**Record excerpts:**
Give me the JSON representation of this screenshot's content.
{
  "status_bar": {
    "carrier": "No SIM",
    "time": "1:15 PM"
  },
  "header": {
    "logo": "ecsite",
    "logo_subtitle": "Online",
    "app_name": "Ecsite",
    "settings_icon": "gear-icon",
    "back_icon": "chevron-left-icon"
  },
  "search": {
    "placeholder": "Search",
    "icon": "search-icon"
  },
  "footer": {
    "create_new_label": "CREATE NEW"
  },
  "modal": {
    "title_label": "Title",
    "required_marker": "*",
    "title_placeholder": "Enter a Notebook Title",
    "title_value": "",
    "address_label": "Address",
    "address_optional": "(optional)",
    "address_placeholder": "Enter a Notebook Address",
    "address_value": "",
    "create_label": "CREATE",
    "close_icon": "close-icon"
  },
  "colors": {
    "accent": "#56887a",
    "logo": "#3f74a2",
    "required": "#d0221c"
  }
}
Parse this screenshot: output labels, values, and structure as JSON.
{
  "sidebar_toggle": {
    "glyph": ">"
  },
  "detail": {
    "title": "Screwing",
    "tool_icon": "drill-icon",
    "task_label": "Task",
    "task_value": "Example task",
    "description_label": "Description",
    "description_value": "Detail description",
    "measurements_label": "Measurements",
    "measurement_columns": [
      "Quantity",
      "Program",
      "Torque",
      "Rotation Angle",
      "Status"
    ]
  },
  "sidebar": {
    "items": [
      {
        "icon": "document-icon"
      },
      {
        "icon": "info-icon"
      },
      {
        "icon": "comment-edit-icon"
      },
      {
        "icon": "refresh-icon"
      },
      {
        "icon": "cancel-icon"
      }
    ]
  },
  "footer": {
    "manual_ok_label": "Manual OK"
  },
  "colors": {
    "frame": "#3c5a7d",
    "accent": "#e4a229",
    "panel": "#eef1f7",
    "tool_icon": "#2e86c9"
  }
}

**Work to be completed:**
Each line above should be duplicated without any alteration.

**Answer area:**
Give me the JSON representation of this screenshot's content.
{
  "status_bar": {
    "carrier": "No SIM",
    "time": "1:15 PM"
  },
  "header": {
    "logo": "ecsite",
    "logo_subtitle": "Online",
    "app_name": "Ecsite",
    "settings_icon": "gear-icon",
    "back_icon": "chevron-left-icon"
  },
  "search": {
    "placeholder": "Search",
    "icon": "search-icon"
  },
  "footer": {
    "create_new_label": "CREATE NEW"
  },
  "modal": {
    "title_label": "Title",
    "required_marker": "*",
    "title_placeholder": "Enter a Notebook Title",
    "title_value": "",
    "address_label": "Address",
    "address_optional": "(optional)",
    "address_placeholder": "Enter a Notebook Address",
    "address_value": "",
    "create_label": "CREATE",
    "close_icon": "close-icon"
  },
  "colors": {
    "accent": "#56887a",
    "logo": "#3f74a2",
    "required": "#d0221c"
  }
}
Parse this screenshot: output labels, values, and structure as JSON.
{
  "sidebar_toggle": {
    "glyph": ">"
  },
  "detail": {
    "title": "Screwing",
    "tool_icon": "drill-icon",
    "task_label": "Task",
    "task_value": "Example task",
    "description_label": "Description",
    "description_value": "Detail description",
    "measurements_label": "Measurements",
    "measurement_columns": [
      "Quantity",
      "Program",
      "Torque",
      "Rotation Angle",
      "Status"
    ]
  },
  "sidebar": {
    "items": [
      {
        "icon": "document-icon"
      },
      {
        "icon": "info-icon"
      },
      {
        "icon": "comment-edit-icon"
      },
      {
        "icon": "refresh-icon"
      },
      {
        "icon": "cancel-icon"
      }
    ]
  },
  "footer": {
    "manual_ok_label": "Manual OK"
  },
  "colors": {
    "frame": "#3c5a7d",
    "accent": "#e4a229",
    "panel": "#eef1f7",
    "tool_icon": "#2e86c9"
  }
}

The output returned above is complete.